Regulatory actions, such as restrictions or bans on cryptocurrency usage, can have a significant impact on the price and overall market sentiment. It’s important for individuals to stay updated on regulatory developments in their respective regions. Understanding the legal and regulatory landscape is crucial when considering Bitcoin investments or transactions.
Bitcoin transactions and holdings are secured using cryptographic techniques. However, there are security risks associated with Bitcoin that individuals need to be aware of. Cybercriminals may attempt to steal Bitcoin by targeting vulnerabilities in digital wallets or cryptocurrency exchanges. It’s essential to use reputable and secure bitcoin wallets to store your Bitcoin holdings and follow best practices for securing your digital assets.
Another security concern is the potential for human error. If individuals lose access to their private keys or forget their passwords, their Bitcoin holdings may become inaccessible. Therefore, it’s essential to maintain proper backups and securely store your private keys.
It’s worth noting that the security of the Bitcoin network itself, facilitated by the underlying bitcoin blockchain technology, has proven to be robust over the years. However, individual security practices play a crucial role in safeguarding Bitcoin holdings.
Understanding and managing the risks and challenges associated with Bitcoin is essential for anyone considering involvement in the cryptocurrency market.
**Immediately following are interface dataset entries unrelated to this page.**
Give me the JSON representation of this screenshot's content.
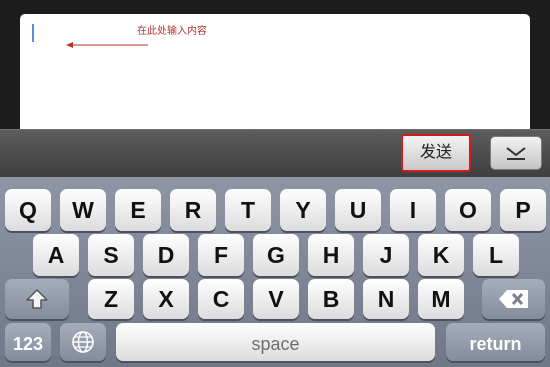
{
  "editor": {
    "hint": "在此处输入内容"
  },
  "toolbar": {
    "send_label": "发送",
    "dismiss_icon": "chevron-down-icon"
  },
  "keyboard": {
    "row1": [
      "Q",
      "W",
      "E",
      "R",
      "T",
      "Y",
      "U",
      "I",
      "O",
      "P"
    ],
    "row2": [
      "A",
      "S",
      "D",
      "F",
      "G",
      "H",
      "J",
      "K",
      "L"
    ],
    "row3": [
      "Z",
      "X",
      "C",
      "V",
      "B",
      "N",
      "M"
    ],
    "shift_icon": "shift-icon",
    "delete_icon": "backspace-icon",
    "numbers_label": "123",
    "globe_icon": "globe-icon",
    "space_label": "space",
    "return_label": "return"
  },
  "colors": {
    "hint_text": "#b8322c",
    "send_border": "#d41a1a",
    "keyboard_bg": "#7f8797"
  }
}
By staying informed and taking necessary precautions, individuals can navigate the Bitcoin landscape more effectively and make informed decisions regarding their investments or transactions.
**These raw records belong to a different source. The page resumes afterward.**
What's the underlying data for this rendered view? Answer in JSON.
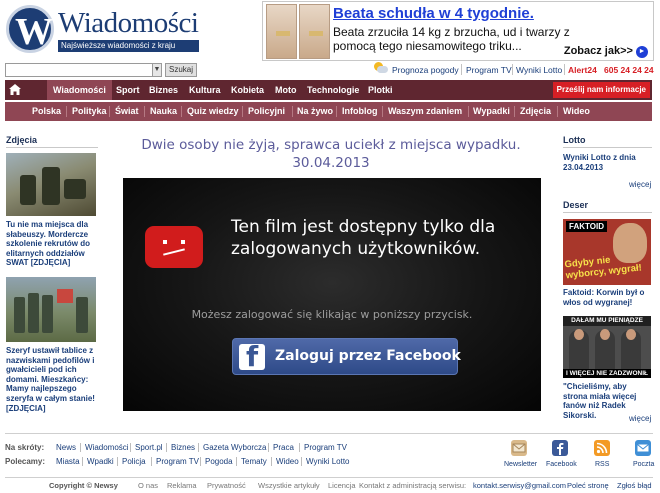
{
  "logo": {
    "letter": "W",
    "name": "Wiadomości",
    "tagline": "Najświeższe wiadomości z kraju"
  },
  "ad": {
    "title": "Beata schudła w 4 tygodnie.",
    "body": "Beata zrzuciła 14 kg z brzucha, ud i twarzy z pomocą tego niesamowitego triku...",
    "more": "Zobacz jak>>",
    "more_icon": "►"
  },
  "search": {
    "value": "",
    "dropdown_icon": "▼",
    "button_label": "Szukaj"
  },
  "toplinks": {
    "weather": "Prognoza pogody",
    "tv": "Program TV",
    "lotto": "Wyniki Lotto",
    "alert": "Alert24",
    "phone": "605 24 24 24"
  },
  "nav_main": {
    "items": [
      "Wiadomości",
      "Sport",
      "Biznes",
      "Kultura",
      "Kobieta",
      "Moto",
      "Technologie",
      "Plotki"
    ],
    "active": "Wiadomości",
    "notify": "Prześlij nam informacje"
  },
  "nav_sub": {
    "items": [
      "Polska",
      "Polityka",
      "Świat",
      "Nauka",
      "Quiz wiedzy",
      "Policyjni",
      "Na żywo",
      "Infoblog",
      "Waszym zdaniem",
      "Wypadki",
      "Zdjęcia",
      "Wideo"
    ]
  },
  "left": {
    "heading": "Zdjęcia",
    "story1": "Tu nie ma miejsca dla słabeuszy. Mordercze szkolenie rekrutów do elitarnych oddziałów SWAT [ZDJĘCIA]",
    "story2": "Szeryf ustawił tablice z nazwiskami pedofilów i gwałcicieli pod ich domami. Mieszkańcy: Mamy najlepszego szeryfa w całym stanie! [ZDJĘCIA]"
  },
  "center": {
    "headline_line1": "Dwie osoby nie żyją, sprawca uciekł z miejsca wypadku.",
    "headline_line2": "30.04.2013",
    "video_msg": "Ten film jest dostępny tylko dla zalogowanych użytkowników.",
    "video_sub": "Możesz zalogować się klikając w poniższy przycisk.",
    "fb_letter": "f",
    "fb_button": "Zaloguj przez Facebook"
  },
  "right": {
    "lotto_heading": "Lotto",
    "lotto_text": "Wyniki Lotto z dnia 23.04.2013",
    "more": "więcej",
    "deser_heading": "Deser",
    "deser1_banner": "FAKTOID",
    "deser1_shout": "Gdyby nie wyborcy, wygrał!",
    "deser1_text": "Faktoid: Korwin był o włos od wygranej!",
    "deser2_top": "DAŁAM MU PIENIĄDZE",
    "deser2_bottom": "I WIĘCEJ NIE ZADZWONIŁ",
    "deser2_text": "\"Chcieliśmy, aby strona miała więcej fanów niż Radek Sikorski."
  },
  "footer": {
    "skroty_label": "Na skróty:",
    "skroty": [
      "News",
      "Wiadomości",
      "Sport.pl",
      "Biznes",
      "Gazeta Wyborcza",
      "Praca",
      "Program TV"
    ],
    "polecamy_label": "Polecamy:",
    "polecamy": [
      "Miasta",
      "Wpadki",
      "Policja",
      "Program TV",
      "Pogoda",
      "Tematy",
      "Wideo",
      "Wyniki Lotto"
    ],
    "icons": [
      "Newsletter",
      "Facebook",
      "RSS",
      "Poczta"
    ],
    "copyright": "Copyright © Newsy",
    "bottom_links": [
      "O nas",
      "Reklama",
      "Prywatność",
      "Wszystkie artykuły",
      "Licencja"
    ],
    "contact_label": "Kontakt z administracją serwisu:",
    "contact_email": "kontakt.serwisy@gmail.com",
    "home": "Poleć stronę",
    "report": "Zgłoś błąd"
  },
  "colors": {
    "nav_main": "#5f2630",
    "nav_sub": "#8f4654",
    "link": "#1a3e7a",
    "alert": "#d71f25"
  }
}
Introduction to Bitcoin
Bitcoin has become a global phenomenon, captivating the attention of individuals and professionals alike. In this section, we will explore the fundamental aspects of Bitcoin, including its definition and a brief history.
What is Bitcoin?
Bitcoin is a decentralized digital currency that operates on a peer-to-peer network, allowing users to send and receive funds without the need for intermediaries such as banks or governments. It was created in 2009 by an unknown person or group of people using the pseudonym Satoshi Nakamoto. Bitcoin is often referred to as a cryptocurrency, as it uses cryptography to secure transactions and control the creation of new units.
Bitcoin transactions are recorded on a public ledger called the blockchain, which is accessible to anyone. This transparency ensures the integrity of the system and prevents double-spending of the same bitcoin. To learn more about how Bitcoin works, refer to our article on how does bitcoin work.
History of Bitcoin
Bitcoin’s history can be traced back to a whitepaper published by Satoshi Nakamoto in 2008, titled “Bitcoin: A Peer-to-Peer Electronic Cash System.” The whitepaper outlined the concept and technical details of Bitcoin, laying the foundation for its development.
In the early years, Bitcoin gained popularity among technology enthusiasts and those seeking an alternative to traditional financial systems. Over time, its value and adoption grew, attracting attention from investors, businesses, and governments around the world.
Bitcoin’s price has experienced significant fluctuations since its inception, with periods of rapid growth followed by sharp declines. The current price of Bitcoin can be found on platforms that track cryptocurrency markets, such as bitcoin price.
As Bitcoin continues to evolve, it remains at the forefront of the cryptocurrency revolution, with its underlying technology, the blockchain, being embraced in various industries beyond finance. Understanding the key features and benefits of Bitcoin can help individuals make informed decisions regarding its use and potential investments.